[How to complete this task]
For the records below, give the number of lines containing the word "description" and no other text.

Stored records:
»»

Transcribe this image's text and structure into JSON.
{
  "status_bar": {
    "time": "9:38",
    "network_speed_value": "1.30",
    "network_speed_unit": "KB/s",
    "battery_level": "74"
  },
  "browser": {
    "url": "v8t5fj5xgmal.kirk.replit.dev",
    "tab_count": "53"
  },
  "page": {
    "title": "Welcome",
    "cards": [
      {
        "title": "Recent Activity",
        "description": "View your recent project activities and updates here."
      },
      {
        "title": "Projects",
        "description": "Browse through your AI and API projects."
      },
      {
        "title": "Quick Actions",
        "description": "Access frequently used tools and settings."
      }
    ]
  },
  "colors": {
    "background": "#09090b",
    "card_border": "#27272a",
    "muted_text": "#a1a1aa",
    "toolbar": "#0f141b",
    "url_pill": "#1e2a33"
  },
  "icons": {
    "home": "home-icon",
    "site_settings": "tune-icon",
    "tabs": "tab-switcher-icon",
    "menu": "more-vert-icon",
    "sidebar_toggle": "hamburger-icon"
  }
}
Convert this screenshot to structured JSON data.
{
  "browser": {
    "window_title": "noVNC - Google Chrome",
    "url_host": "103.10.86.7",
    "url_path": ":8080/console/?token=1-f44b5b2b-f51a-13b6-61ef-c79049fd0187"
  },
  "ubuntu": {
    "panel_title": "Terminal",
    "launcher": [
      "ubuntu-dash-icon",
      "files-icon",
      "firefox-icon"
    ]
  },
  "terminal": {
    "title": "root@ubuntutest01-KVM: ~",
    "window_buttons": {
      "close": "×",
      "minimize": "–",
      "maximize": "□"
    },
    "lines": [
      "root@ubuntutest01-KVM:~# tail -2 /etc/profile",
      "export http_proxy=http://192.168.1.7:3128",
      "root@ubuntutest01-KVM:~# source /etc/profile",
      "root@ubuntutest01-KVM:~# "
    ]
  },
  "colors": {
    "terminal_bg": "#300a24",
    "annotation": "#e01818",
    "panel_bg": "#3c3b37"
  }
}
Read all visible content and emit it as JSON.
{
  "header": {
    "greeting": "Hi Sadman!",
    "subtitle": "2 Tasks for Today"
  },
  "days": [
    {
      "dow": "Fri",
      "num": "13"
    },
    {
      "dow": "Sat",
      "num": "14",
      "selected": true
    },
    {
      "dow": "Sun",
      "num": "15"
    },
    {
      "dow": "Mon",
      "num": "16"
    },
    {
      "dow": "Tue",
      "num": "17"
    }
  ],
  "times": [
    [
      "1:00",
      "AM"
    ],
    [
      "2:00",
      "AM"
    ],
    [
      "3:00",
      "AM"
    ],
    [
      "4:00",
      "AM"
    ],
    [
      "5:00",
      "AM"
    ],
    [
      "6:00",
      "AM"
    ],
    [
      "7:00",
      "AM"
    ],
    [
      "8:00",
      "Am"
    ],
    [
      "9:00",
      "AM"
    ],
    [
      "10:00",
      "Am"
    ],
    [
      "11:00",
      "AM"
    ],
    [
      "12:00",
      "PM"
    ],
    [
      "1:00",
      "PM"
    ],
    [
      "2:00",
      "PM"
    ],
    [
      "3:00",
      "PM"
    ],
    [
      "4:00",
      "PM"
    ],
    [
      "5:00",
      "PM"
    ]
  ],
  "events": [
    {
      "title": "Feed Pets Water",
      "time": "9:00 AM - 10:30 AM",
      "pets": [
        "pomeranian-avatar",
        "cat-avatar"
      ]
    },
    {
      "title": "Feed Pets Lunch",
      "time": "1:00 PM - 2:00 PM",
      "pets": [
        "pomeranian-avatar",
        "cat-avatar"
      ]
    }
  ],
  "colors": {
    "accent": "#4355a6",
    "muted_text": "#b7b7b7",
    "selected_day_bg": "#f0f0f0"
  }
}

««

[Answer to the problem]
3